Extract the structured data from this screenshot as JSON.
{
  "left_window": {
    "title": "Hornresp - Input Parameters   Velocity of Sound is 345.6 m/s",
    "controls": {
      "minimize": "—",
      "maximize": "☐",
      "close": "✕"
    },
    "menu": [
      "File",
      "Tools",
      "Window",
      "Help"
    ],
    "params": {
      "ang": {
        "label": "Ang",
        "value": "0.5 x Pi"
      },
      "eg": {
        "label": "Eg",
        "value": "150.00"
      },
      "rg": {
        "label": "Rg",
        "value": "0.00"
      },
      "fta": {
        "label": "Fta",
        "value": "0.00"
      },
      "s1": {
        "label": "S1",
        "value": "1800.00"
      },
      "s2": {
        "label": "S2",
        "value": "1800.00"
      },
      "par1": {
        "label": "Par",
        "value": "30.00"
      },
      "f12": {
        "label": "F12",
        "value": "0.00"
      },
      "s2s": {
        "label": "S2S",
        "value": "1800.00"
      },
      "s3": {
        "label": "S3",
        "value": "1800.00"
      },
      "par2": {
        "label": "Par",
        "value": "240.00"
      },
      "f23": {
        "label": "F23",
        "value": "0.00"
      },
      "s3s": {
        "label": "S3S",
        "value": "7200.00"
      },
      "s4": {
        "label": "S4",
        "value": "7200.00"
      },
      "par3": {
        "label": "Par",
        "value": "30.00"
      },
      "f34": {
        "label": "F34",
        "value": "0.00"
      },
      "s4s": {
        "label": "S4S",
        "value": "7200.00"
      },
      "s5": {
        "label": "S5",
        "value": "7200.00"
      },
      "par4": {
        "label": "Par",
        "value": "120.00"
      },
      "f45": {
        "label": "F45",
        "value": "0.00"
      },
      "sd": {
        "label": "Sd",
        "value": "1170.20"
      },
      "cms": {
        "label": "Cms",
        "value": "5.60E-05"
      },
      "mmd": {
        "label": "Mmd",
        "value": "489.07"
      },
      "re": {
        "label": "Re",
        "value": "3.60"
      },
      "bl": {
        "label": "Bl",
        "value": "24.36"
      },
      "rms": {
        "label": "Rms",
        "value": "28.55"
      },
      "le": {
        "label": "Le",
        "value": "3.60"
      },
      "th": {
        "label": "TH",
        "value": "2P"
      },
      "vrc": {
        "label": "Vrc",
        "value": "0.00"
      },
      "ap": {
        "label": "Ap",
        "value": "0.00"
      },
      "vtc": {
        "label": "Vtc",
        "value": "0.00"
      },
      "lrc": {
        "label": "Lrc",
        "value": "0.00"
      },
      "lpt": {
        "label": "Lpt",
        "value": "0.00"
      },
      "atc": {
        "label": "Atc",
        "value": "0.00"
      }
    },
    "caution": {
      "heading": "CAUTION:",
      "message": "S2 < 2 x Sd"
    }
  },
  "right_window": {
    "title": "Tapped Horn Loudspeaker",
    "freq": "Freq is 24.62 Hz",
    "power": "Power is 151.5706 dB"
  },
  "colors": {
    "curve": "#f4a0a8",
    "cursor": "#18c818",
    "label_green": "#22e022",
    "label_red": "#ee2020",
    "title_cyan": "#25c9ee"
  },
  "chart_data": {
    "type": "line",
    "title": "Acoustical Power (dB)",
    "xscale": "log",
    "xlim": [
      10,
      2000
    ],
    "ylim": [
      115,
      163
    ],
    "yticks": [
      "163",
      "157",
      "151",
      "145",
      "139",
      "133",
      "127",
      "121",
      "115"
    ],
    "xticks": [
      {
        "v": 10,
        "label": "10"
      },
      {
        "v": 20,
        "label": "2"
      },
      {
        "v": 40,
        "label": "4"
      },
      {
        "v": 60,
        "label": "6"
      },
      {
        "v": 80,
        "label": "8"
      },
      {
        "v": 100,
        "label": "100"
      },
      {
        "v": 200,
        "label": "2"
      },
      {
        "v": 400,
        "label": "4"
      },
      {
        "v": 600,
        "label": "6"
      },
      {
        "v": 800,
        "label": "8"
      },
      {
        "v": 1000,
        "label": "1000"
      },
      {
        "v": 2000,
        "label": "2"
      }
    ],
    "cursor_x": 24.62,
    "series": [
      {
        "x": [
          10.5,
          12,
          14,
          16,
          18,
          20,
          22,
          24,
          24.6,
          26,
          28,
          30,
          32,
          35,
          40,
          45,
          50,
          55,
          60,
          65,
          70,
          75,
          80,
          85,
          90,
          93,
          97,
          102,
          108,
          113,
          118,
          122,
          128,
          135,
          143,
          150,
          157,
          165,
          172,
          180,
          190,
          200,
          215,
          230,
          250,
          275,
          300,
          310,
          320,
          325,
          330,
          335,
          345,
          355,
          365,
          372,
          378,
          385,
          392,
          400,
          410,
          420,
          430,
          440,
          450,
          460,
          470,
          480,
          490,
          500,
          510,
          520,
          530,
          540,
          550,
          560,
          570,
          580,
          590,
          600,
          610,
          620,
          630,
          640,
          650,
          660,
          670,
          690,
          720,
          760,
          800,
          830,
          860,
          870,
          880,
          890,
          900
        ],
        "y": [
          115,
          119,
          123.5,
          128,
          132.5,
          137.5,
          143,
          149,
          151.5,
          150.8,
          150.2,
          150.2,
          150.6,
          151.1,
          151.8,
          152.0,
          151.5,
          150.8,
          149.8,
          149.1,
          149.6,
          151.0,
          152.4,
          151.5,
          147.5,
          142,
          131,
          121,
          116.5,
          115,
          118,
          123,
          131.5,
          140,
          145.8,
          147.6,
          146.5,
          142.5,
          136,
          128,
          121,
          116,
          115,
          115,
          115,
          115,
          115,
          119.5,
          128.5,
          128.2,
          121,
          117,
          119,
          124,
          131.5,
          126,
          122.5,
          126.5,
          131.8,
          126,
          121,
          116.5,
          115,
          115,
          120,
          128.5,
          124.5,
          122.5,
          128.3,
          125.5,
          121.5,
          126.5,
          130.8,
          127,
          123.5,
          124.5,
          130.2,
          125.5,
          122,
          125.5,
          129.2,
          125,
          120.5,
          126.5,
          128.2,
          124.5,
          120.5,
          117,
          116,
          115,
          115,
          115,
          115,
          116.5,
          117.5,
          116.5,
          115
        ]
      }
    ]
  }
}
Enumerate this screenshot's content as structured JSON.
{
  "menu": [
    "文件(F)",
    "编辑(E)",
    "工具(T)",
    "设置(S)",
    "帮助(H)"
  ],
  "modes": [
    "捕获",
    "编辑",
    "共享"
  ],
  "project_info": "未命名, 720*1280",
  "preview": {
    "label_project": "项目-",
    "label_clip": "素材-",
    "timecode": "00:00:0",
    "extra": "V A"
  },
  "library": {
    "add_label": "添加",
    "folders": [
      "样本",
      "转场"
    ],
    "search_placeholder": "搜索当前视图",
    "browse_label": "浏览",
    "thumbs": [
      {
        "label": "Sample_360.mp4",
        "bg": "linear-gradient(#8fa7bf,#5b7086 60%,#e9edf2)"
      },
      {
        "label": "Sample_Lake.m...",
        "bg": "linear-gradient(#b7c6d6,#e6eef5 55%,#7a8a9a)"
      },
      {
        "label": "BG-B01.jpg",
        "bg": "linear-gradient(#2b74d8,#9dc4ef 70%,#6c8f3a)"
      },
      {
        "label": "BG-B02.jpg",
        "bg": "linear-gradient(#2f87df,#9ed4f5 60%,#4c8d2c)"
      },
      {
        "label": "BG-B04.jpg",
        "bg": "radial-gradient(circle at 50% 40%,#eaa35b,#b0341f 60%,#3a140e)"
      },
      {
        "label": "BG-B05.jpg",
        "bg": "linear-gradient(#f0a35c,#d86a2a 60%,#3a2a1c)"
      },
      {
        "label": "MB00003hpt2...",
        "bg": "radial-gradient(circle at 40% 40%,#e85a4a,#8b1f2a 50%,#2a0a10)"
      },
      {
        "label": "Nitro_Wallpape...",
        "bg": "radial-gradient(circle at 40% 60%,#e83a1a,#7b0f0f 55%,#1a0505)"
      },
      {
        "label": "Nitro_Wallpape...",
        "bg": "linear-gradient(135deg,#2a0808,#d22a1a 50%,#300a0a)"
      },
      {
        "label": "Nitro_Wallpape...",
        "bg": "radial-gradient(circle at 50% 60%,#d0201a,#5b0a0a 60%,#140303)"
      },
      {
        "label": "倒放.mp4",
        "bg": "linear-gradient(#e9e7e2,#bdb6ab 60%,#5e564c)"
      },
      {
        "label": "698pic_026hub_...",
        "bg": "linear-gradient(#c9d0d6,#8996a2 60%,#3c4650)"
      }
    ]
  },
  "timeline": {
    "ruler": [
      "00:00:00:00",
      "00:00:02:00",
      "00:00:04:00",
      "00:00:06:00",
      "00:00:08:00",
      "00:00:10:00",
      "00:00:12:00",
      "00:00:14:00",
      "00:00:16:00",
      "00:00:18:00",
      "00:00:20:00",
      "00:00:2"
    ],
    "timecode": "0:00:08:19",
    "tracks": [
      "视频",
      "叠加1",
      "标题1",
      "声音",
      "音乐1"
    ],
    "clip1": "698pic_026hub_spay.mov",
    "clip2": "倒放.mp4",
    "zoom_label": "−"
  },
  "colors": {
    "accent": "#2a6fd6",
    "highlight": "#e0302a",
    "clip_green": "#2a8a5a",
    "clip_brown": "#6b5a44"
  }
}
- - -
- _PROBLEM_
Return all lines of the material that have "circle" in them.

- _REPLY TO THE TASK_
        "bg": "radial-gradient(circle at 50% 40%,#eaa35b,#b0341f 60%,#3a140e)"
        "bg": "radial-gradient(circle at 40% 40%,#e85a4a,#8b1f2a 50%,#2a0a10)"
        "bg": "radial-gradient(circle at 40% 60%,#e83a1a,#7b0f0f 55%,#1a0505)"
        "bg": "radial-gradient(circle at 50% 60%,#d0201a,#5b0a0a 60%,#140303)"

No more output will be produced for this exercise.